I am convinced that 99 percent of us are addicted to something, whether it is eating, shopping, blaming or taking care of other people. The simplest definition of an addiction is anything we use to fill the empty place inside of us that belongs to God alone.

That hollowness we sometimes feel is not a sign of something gone wrong. It is the holy of holies inside of us, the uncluttered throne room of the Lord our God. Nothing on earth can fill it, but that does not stop us from trying. Whenever we start feeling too empty inside, we stick our pacifiers into our mouths and suck for all we are worth. They do not nourish us, but at least they plug the hole.

To enter the wilderness is to leave them behind, and nothing is too small to give up. Even a chocolate bar will do. For 40 days, simply pay attention to how often your mind travels in that direction. Ask yourself why it happens when it happens. What is going on when you start craving a Mars bar? Are you hungry? Well, what is wrong with being hungry? Are you lonely? What is so bad about being alone? Try sitting with the feeling instead of fixing it and see what you find out.

Chances are you will hear a voice in your head that keeps warning you what will happen if you give up your pacifier. "You’ll starve. You’ll go nuts. You won’t be you anymore." If that does not work, the voice will move to level two: "That’s not a pacifier. That’s a power tool. Can’t you tell the difference?" If you do not fall for that one, there is always level three: "If God really loves you, you can do whatever you want. Why waste your time on this dumb exercise?"

If you do not know whom that voice belongs to, read Luke’s story again. Then tell the devil to get lost and decide what you will do for Lent. Better yet, decide whose you will be. Worship the Lord your God and serve no one else. Expect great things, from God and from yourself. Believe that everything is possible. Why should any of us settle for less?
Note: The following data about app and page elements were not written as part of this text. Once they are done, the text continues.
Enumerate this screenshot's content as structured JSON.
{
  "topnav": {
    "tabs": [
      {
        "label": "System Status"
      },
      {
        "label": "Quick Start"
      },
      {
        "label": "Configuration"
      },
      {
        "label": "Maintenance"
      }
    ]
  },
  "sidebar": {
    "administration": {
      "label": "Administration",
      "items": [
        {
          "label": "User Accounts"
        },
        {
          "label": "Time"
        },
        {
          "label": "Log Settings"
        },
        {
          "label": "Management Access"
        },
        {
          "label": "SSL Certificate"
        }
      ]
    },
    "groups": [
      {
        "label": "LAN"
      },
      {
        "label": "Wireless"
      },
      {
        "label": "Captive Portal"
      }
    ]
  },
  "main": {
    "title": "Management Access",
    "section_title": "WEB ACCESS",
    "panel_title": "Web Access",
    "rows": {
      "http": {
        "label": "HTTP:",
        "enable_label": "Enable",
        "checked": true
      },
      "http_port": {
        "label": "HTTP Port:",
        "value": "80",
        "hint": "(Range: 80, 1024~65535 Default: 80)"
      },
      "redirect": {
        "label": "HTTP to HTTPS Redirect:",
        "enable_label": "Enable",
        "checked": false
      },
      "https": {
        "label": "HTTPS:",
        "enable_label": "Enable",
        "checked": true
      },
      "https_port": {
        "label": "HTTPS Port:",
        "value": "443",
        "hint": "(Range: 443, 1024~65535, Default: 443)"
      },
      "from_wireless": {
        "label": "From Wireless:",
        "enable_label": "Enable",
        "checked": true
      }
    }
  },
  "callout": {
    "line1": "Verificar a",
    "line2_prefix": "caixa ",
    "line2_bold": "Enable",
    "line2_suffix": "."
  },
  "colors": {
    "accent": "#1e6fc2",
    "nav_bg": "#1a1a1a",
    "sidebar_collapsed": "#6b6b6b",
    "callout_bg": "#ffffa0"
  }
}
Join us this season of lent as we spend the next several weeks focused on a time of repentance, grace, and renewal.

Mike G.